→ Task prompt
Only the lines that hold "this" should be in the answer, each copied from the data below.

^^^^^^^^

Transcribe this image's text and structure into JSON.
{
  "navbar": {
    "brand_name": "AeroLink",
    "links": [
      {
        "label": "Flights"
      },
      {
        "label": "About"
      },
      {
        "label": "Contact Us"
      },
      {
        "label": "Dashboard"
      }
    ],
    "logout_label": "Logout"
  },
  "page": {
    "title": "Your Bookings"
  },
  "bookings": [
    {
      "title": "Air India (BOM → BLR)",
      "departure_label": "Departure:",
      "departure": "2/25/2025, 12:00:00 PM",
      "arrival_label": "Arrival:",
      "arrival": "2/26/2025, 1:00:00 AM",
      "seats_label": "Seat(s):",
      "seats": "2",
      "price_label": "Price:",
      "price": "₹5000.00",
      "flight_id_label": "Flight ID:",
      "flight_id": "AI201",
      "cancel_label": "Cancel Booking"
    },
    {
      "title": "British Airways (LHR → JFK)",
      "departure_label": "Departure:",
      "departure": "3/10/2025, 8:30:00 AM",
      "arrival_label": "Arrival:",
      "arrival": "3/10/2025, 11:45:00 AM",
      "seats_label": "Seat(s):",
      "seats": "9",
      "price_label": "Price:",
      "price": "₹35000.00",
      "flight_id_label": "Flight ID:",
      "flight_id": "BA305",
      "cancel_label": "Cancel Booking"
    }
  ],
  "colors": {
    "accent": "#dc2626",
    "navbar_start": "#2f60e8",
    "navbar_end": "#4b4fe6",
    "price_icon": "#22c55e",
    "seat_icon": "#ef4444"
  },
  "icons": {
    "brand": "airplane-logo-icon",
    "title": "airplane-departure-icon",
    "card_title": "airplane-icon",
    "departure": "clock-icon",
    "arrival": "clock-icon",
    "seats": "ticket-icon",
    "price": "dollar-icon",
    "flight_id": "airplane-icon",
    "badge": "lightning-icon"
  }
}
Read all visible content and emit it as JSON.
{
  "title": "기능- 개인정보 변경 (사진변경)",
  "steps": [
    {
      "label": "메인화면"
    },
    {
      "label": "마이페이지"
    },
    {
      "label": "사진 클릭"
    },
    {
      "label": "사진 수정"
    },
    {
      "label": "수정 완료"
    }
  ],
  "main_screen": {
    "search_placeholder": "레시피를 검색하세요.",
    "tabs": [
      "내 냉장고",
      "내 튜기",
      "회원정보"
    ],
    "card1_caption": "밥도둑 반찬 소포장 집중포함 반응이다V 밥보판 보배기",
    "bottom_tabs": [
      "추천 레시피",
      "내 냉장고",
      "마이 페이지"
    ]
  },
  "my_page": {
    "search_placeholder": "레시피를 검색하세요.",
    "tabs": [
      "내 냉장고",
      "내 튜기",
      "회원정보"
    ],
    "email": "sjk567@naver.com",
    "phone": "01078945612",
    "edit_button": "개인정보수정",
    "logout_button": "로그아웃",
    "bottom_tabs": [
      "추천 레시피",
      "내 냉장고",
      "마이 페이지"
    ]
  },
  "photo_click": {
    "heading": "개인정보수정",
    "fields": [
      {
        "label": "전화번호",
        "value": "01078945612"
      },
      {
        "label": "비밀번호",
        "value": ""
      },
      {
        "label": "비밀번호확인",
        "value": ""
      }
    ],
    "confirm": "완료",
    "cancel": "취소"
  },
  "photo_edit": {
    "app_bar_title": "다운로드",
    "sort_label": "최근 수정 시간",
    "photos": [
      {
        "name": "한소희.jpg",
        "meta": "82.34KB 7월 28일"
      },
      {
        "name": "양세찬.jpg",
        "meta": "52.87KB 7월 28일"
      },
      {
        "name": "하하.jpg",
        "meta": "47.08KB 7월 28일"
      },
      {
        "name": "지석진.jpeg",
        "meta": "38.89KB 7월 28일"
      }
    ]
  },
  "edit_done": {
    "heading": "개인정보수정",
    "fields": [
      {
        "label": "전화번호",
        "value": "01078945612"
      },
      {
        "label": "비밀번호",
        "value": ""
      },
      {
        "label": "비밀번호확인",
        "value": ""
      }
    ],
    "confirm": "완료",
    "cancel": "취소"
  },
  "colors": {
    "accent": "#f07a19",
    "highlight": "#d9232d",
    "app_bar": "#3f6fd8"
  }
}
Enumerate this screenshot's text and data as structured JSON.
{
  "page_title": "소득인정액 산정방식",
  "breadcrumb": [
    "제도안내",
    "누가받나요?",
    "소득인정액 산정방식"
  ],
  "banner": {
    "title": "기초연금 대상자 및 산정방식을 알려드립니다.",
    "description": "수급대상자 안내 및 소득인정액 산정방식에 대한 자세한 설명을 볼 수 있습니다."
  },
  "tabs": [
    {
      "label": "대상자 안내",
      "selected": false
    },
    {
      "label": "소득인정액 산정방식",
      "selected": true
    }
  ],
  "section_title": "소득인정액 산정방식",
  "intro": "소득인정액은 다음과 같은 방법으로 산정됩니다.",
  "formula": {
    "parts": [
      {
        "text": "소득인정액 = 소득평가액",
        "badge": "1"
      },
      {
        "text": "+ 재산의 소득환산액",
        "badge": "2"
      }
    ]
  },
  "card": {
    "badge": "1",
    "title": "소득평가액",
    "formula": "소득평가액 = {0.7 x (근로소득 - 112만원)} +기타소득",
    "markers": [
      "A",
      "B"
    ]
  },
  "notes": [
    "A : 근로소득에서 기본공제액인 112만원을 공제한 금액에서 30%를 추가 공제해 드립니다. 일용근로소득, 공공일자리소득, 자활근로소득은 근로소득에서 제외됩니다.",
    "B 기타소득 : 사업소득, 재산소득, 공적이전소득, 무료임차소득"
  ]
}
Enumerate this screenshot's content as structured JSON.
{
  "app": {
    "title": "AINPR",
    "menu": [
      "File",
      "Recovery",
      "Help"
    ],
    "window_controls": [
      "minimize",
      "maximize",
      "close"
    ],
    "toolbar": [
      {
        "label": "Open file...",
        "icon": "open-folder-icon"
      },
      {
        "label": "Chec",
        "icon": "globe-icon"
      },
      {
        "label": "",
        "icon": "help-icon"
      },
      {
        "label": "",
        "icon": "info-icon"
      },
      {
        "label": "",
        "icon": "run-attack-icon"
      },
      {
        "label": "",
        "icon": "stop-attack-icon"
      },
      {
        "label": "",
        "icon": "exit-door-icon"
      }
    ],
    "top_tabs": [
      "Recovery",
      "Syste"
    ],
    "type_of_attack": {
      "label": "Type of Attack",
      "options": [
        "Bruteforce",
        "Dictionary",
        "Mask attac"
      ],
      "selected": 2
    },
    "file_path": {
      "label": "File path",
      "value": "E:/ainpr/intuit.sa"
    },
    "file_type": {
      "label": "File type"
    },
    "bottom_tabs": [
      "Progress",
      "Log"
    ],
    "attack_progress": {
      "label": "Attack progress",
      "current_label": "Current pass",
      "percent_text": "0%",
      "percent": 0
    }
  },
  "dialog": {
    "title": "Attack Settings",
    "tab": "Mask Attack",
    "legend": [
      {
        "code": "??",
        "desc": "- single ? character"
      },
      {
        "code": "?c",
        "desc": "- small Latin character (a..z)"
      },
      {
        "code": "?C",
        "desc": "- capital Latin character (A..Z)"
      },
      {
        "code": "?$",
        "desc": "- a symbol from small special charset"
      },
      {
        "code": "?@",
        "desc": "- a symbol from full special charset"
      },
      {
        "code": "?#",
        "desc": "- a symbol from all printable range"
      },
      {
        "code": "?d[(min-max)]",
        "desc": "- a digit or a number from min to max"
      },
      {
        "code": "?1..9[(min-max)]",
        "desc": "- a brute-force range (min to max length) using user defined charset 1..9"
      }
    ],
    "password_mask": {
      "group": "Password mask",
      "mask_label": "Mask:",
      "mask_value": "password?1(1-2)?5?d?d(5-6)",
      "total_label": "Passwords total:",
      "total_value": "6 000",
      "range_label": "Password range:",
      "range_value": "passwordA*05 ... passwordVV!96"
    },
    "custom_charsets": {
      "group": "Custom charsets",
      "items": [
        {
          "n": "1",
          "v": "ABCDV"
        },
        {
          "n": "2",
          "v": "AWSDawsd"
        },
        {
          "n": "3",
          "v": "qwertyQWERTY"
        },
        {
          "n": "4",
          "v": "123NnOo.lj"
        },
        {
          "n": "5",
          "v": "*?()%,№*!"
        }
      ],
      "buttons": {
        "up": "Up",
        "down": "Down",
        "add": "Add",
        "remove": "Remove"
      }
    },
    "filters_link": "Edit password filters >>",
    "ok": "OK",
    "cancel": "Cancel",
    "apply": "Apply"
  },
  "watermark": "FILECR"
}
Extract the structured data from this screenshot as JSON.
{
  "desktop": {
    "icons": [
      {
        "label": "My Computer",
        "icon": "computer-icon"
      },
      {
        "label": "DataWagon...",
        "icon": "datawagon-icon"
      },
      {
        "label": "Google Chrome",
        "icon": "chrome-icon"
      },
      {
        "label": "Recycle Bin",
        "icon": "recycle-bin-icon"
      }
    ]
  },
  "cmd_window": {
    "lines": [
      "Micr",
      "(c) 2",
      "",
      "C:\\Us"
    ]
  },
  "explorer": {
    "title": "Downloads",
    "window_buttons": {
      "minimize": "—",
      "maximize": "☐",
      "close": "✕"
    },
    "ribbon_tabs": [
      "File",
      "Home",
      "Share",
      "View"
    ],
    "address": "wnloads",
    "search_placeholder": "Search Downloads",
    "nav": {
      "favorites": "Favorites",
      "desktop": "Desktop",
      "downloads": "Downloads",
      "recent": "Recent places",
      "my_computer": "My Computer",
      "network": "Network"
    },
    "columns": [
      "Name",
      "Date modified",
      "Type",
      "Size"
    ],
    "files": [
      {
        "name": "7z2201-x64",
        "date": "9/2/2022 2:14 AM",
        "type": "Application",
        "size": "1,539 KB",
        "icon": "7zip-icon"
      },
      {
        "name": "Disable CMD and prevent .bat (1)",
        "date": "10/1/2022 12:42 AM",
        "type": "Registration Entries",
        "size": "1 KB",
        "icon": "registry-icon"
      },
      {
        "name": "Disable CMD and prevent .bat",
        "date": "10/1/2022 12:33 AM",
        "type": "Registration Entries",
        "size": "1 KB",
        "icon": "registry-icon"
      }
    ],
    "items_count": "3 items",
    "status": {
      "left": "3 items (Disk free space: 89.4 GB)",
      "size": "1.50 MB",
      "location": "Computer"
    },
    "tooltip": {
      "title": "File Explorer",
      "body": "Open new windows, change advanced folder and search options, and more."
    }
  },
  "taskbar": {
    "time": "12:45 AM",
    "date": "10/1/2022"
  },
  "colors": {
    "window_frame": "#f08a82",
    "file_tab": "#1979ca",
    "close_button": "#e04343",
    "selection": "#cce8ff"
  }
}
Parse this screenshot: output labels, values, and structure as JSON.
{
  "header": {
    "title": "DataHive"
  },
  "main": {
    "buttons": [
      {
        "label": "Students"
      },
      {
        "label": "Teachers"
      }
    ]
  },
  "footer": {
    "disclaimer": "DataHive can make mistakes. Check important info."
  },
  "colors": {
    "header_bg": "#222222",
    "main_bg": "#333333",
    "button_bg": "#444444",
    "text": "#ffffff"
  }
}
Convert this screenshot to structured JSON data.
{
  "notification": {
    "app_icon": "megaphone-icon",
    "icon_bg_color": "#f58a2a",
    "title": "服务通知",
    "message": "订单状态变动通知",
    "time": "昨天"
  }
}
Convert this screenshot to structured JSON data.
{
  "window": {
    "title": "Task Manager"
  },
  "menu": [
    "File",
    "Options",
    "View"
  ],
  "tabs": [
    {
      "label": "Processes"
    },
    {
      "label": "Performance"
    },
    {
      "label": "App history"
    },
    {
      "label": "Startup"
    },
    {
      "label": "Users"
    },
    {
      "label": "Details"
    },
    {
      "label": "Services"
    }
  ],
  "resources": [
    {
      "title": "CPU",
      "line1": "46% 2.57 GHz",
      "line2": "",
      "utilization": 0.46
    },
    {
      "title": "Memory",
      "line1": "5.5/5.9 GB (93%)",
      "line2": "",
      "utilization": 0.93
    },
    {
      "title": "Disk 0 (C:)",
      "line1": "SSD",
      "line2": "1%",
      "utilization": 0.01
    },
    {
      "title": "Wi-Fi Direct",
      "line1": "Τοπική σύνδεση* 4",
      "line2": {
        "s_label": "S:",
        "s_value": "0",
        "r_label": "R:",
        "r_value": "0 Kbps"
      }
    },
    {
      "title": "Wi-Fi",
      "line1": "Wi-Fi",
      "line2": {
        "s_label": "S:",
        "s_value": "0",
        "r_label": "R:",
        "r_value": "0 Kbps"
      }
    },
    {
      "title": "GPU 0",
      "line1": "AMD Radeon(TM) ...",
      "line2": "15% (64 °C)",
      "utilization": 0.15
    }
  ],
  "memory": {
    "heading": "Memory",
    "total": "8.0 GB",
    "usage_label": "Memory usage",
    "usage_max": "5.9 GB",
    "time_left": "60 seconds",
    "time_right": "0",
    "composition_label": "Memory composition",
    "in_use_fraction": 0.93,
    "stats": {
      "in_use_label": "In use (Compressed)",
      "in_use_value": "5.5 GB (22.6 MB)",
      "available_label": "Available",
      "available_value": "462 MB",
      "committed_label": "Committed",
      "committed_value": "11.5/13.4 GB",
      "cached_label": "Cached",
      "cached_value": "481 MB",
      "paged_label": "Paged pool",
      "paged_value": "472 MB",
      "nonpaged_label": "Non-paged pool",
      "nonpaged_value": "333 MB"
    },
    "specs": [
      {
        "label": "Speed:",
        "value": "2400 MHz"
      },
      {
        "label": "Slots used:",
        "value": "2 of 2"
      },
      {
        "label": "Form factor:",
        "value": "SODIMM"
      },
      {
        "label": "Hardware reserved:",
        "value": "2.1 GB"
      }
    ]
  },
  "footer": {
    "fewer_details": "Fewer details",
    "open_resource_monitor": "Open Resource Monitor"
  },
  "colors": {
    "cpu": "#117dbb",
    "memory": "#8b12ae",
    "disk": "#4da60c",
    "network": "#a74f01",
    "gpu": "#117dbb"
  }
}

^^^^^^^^

→ Output of the task
Transcribe this image's text and structure into JSON.
Enumerate this screenshot's text and data as structured JSON.
Enumerate this screenshot's content as structured JSON.
Extract the structured data from this screenshot as JSON.
Parse this screenshot: output labels, values, and structure as JSON.
Convert this screenshot to structured JSON data.
Convert this screenshot to structured JSON data.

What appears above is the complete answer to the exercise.